Problem description:
Would you please state how many lines in the entries contain the word "NDPS"? Only the number should be given.

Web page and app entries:
== == ==
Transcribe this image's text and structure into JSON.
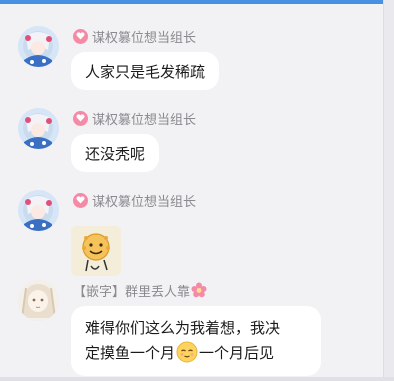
{
  "messages": [
    {
      "sender": "谋权篡位想当组长",
      "text": "人家只是毛发稀疏",
      "sender_icon": "heart-badge-icon"
    },
    {
      "sender": "谋权篡位想当组长",
      "text": "还没秃呢",
      "sender_icon": "heart-badge-icon"
    },
    {
      "sender": "谋权篡位想当组长",
      "sticker": "smiley-ball-sticker",
      "sender_icon": "heart-badge-icon"
    },
    {
      "sender": "【嵌字】群里丢人靠",
      "text_line1": "难得你们这么为我着想，我决",
      "text_line2_a": "定摸鱼一个月",
      "text_line2_b": "一个月后见",
      "emoji": "relieved-face-emoji",
      "sender_icon": "pink-flower-icon"
    }
  ],
  "colors": {
    "background": "#f2f2f4",
    "bubble": "#ffffff",
    "sender_name": "#8a8a8f",
    "heart_badge": "#f48aa6",
    "top_bar": "#4a90e2"
  }
}
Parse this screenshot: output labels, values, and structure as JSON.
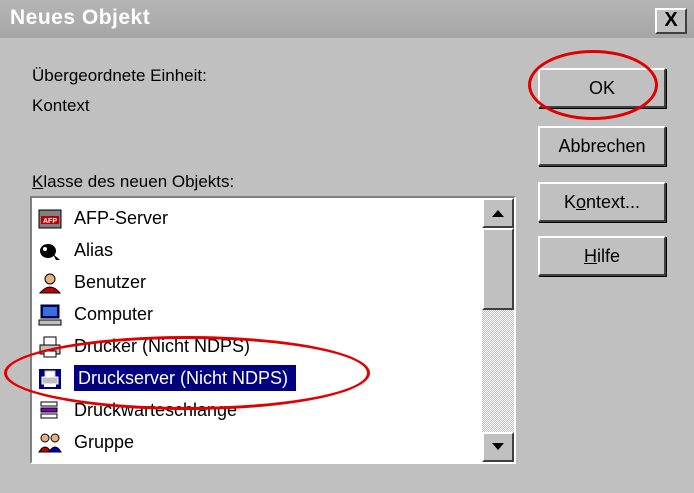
{
  "window": {
    "title": "Neues Objekt",
    "close_glyph": "X"
  },
  "parent": {
    "label": "Übergeordnete Einheit:",
    "value": "Kontext"
  },
  "class_list": {
    "label": "Klasse des neuen Objekts:",
    "items": [
      {
        "label": "AFP-Server",
        "icon": "afp-server-icon"
      },
      {
        "label": "Alias",
        "icon": "alias-icon"
      },
      {
        "label": "Benutzer",
        "icon": "user-icon"
      },
      {
        "label": "Computer",
        "icon": "computer-icon"
      },
      {
        "label": "Drucker (Nicht NDPS)",
        "icon": "printer-icon"
      },
      {
        "label": "Druckserver (Nicht NDPS)",
        "icon": "print-server-icon",
        "selected": true
      },
      {
        "label": "Druckwarteschlange",
        "icon": "print-queue-icon"
      },
      {
        "label": "Gruppe",
        "icon": "group-icon"
      }
    ]
  },
  "buttons": {
    "ok": "OK",
    "cancel": "Abbrechen",
    "context": "Kontext...",
    "help": "Hilfe"
  },
  "annotations": {
    "color": "#e00000"
  },
  "colors": {
    "selection": "#000080",
    "dialog_bg": "#c0c0c0"
  }
}
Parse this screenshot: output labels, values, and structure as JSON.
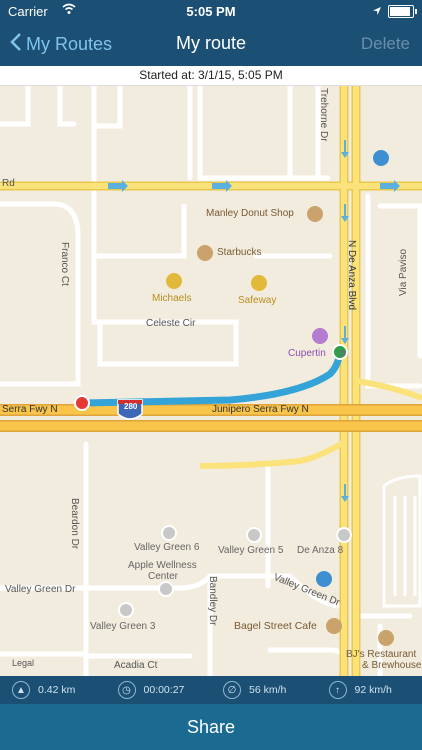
{
  "status": {
    "carrier": "Carrier",
    "time": "5:05 PM"
  },
  "nav": {
    "back_label": "My Routes",
    "title": "My route",
    "delete_label": "Delete"
  },
  "map": {
    "started_text": "Started at: 3/1/15, 5:05 PM",
    "legal": "Legal",
    "streets": {
      "celeste": "Celeste Cir",
      "franco": "Franco Ct",
      "deanza": "N De Anza Blvd",
      "freeway_left": "Serra Fwy N",
      "freeway_right": "Junipero Serra Fwy N",
      "shield": "280",
      "beardon": "Beardon Dr",
      "valley_green_dr_left": "Valley Green Dr",
      "valley_green_dr_right": "Valley Green Dr",
      "bandley": "Bandley Dr",
      "acadia": "Acadia Ct",
      "rd": "Rd",
      "via_paviso": "Via Paviso",
      "trehorne": "Trehorne Dr"
    },
    "pois": {
      "manley": "Manley Donut Shop",
      "starbucks": "Starbucks",
      "michaels": "Michaels",
      "safeway": "Safeway",
      "cupertino": "Cupertin",
      "cupertino_suffix": "n",
      "valley_green_6": "Valley Green 6",
      "valley_green_5": "Valley Green 5",
      "de_anza_8": "De Anza 8",
      "apple_wellness_1": "Apple Wellness",
      "apple_wellness_2": "Center",
      "valley_green_3": "Valley Green 3",
      "bagel": "Bagel Street Cafe",
      "bjs_1": "BJ's Restaurant",
      "bjs_2": "& Brewhouse"
    }
  },
  "stats": {
    "distance": "0.42 km",
    "duration": "00:00:27",
    "max_speed": "56 km/h",
    "avg_speed": "92 km/h"
  },
  "share_label": "Share",
  "colors": {
    "nav": "#1c4f74",
    "share": "#1a6a92",
    "route": "#34a3d8",
    "start_pin": "#e53935",
    "end_pin": "#2e9d4a"
  }
}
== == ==
Exercise response:
2